Triple-negative breast cancer (TNBC) is a subtype of breast cancer for which treatment options are limited to conventional chemotherapy agents. Chemotherapy resistance is a major barrier to the successful treatment of TNBC, and there is a critical need to identify novel and actionable strategies to circumvent resistance and enhance the efficacy of chemotherapy. Using an unbiased metabolomics platform, we have identified the spectrum of metabolic reprogramming events induced when TNBC cells are exposed to clinically relevant chemotherapy agents, and identified metabolic pathways that act as critical nodes of regulation by chemotherapy.
Using a variety of in vitro and in vivo techniques, we seek to:
- Thoroughly characterise the contribution of the identified metabolic pathways to chemotherapy resistance and breast cancer progression.
- Identify novel therapeutic approaches to exploit these adaptive metabolic reprogramming events and sensitise TNBCs to chemotherapy.
Effectors of oncogenic SGK1 signalling in breast cancer
The phosphoinositide 3-kinase (PI3K) pathway is a master regulator of processes that contribute to tumour development and maintenance. Deregulation of the PI3K pathway is implicated in virtually all cancers and as a consequence the pathway has been aggressively targeted for cancer therapy. Although most work has focused on the Akt kinase family as major downstream effectors of PI3K, the closely related serum and glucocorticoid-regulated kinase (SGK) family (comprising SGK1, SGK2 and SGK3) has by comparison received little attention. SGK1 plays a critical role in driving the expansion of tumour cells and can promote resistance to both conventional chemotherapy and targeted therapy agents. However, the mechanisms that permit SGK1 to elicit its oncogenic activities are largely unknown.

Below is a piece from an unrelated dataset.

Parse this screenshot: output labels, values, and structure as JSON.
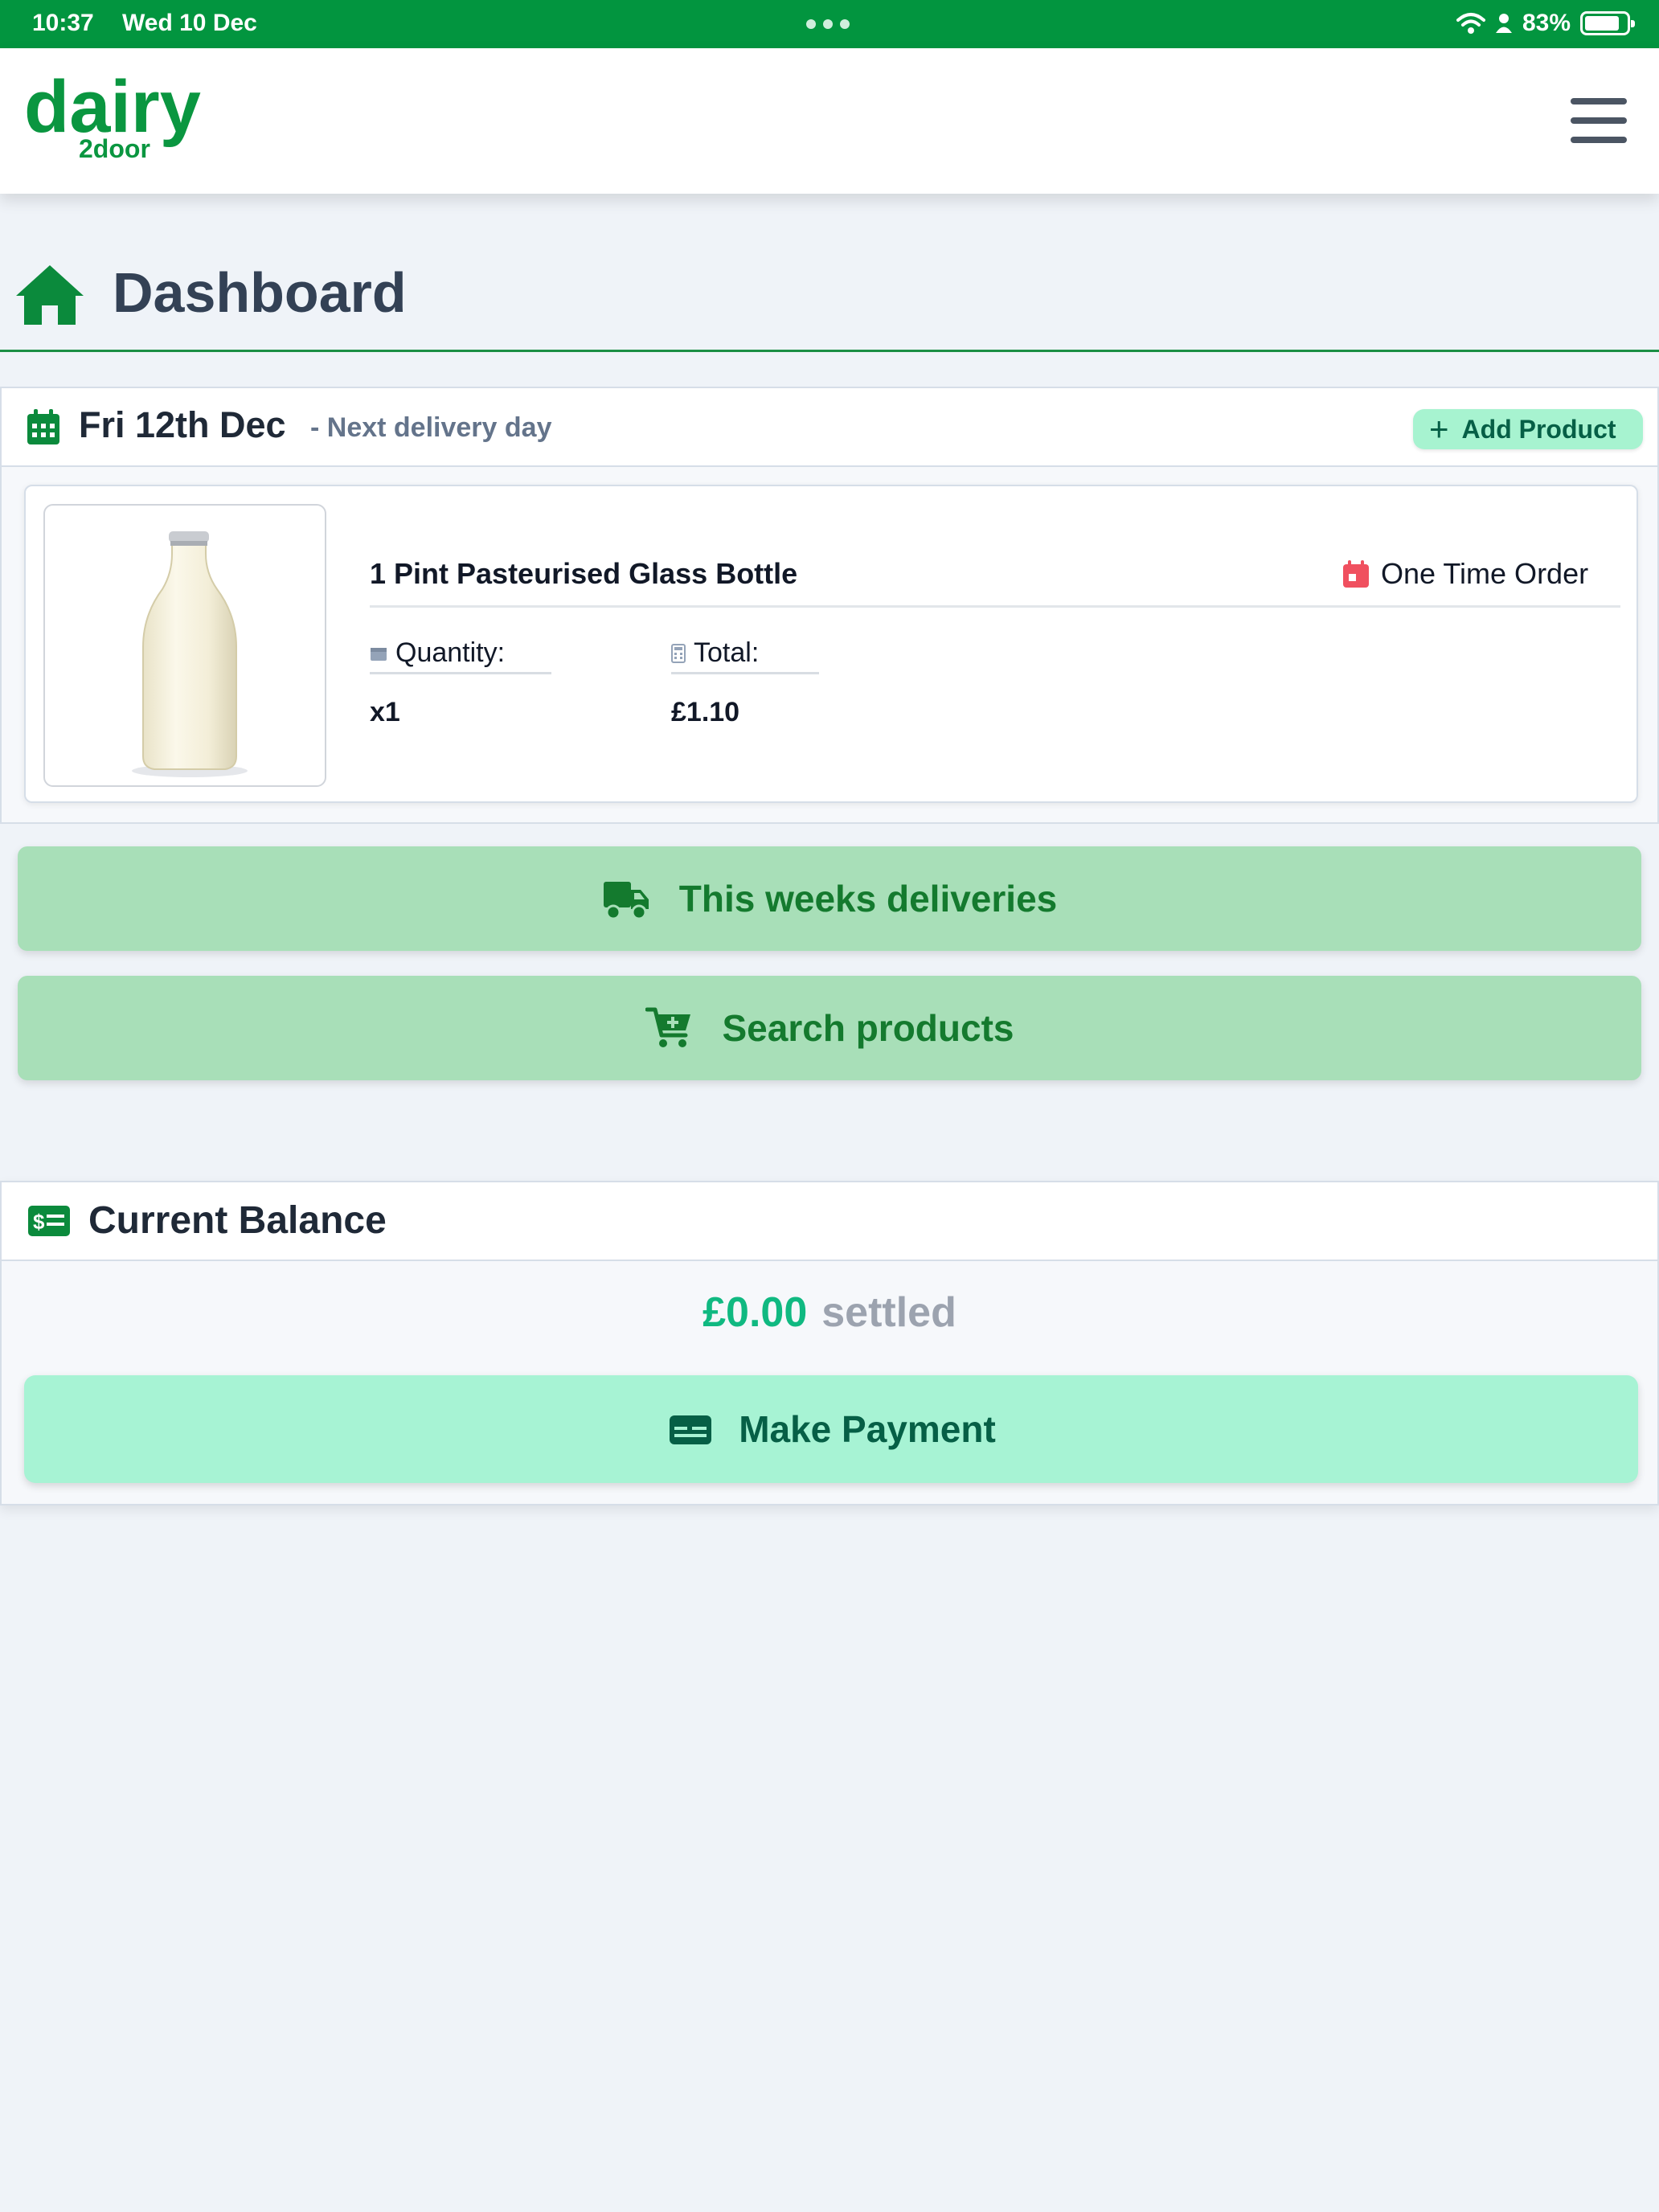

We seek to identify SGK1 substrates and interacting proteins, and to investigate the contribution of these downstream effectors to breast cancer progression and therapy resistance. These studies will identify novel targets for therapeutic intervention.
Brown KK*, Spinelli JB, Asara JM, Toker A* (2017). Adaptive reprogramming of de novo pyrimidine synthesis is a metabolic vulnerability in triple-negative breast cancer. Cancer Discov. 7(4):391-9. *Co-corresponding authors
Cox AG, Hwang KL, Brown KK, Evason KJ, Beltz S, Tsomides A, O'Connor K, Galli GG, Yimlamai D, Chhangawala S, Yuan M, Lien EC, Wucherpfennig J, Nissim S, Minami A, Cohen DE, Camargo FD, Asara JM, Houvras Y, Stainier DY, Goessling W (2016). Yap reprograms glutamine metabolism to increase nucleotide biosynthesis and enable liver growth. Nat Cell Biol. 18(8):886-96.
Brown KK, Montaser-Kouhsari L, Beck AH, Toker A (2015). MERIT40 Is an Akt substrate that promotes resolution of DNA damage induced by chemotherapy. Cell Rep. 11(9):1358-66.
Brown KK, Toker A (2015). The phosphoinositide 3-kinase pathway and therapy resistance in cancer. F1000Prime Rep. 7:13.
Banerji S*, Cibulskis K*, Rangel-Escareno C*, Brown KK*, Carter SL, Frederick AM, Lawrence MS, Sivachenko AY, Sougnez C, Zou L, Cortes ML, Fernandez-Lopez JC, Peng S, Ardlie KG, Auclair D, Bautista-Piña V, Duke F, Francis J, Jung J, Maffuz-Aziz A, Onofrio RC, Parkin M, Pho NH, Quintanar-Jurado V, Ramos AH, Rebollar-Vega R, Rodriguez-Cuevas S, Romero-Cordoba SL, Schumacher SE, Stransky N, Thompson KM, Uribe-Figueroa L, Baselga J, Beroukhim R, Polyak K, Sgroi DC, Richardson AL, Jimenez-Sanchez G, Lander ES, Gabriel SB, Garraway LA, Golub TR, Melendez-Zajgla J, Toker A, Getz G, Hidalgo-Miranda A, Meyerson M (2012). Sequence analysis of mutations and translocations across breast cancer subtypes. Nature. 486(7403):405-9. (* Equal first authors)
Christoforides C, Rainero E, Brown KK, Norman JC, Toker A (2012). PKD controls αvβ3 integrin recycling and tumor cell invasive migration through its substrate Rabaptin-5. Dev Cell. 23(3):560-72.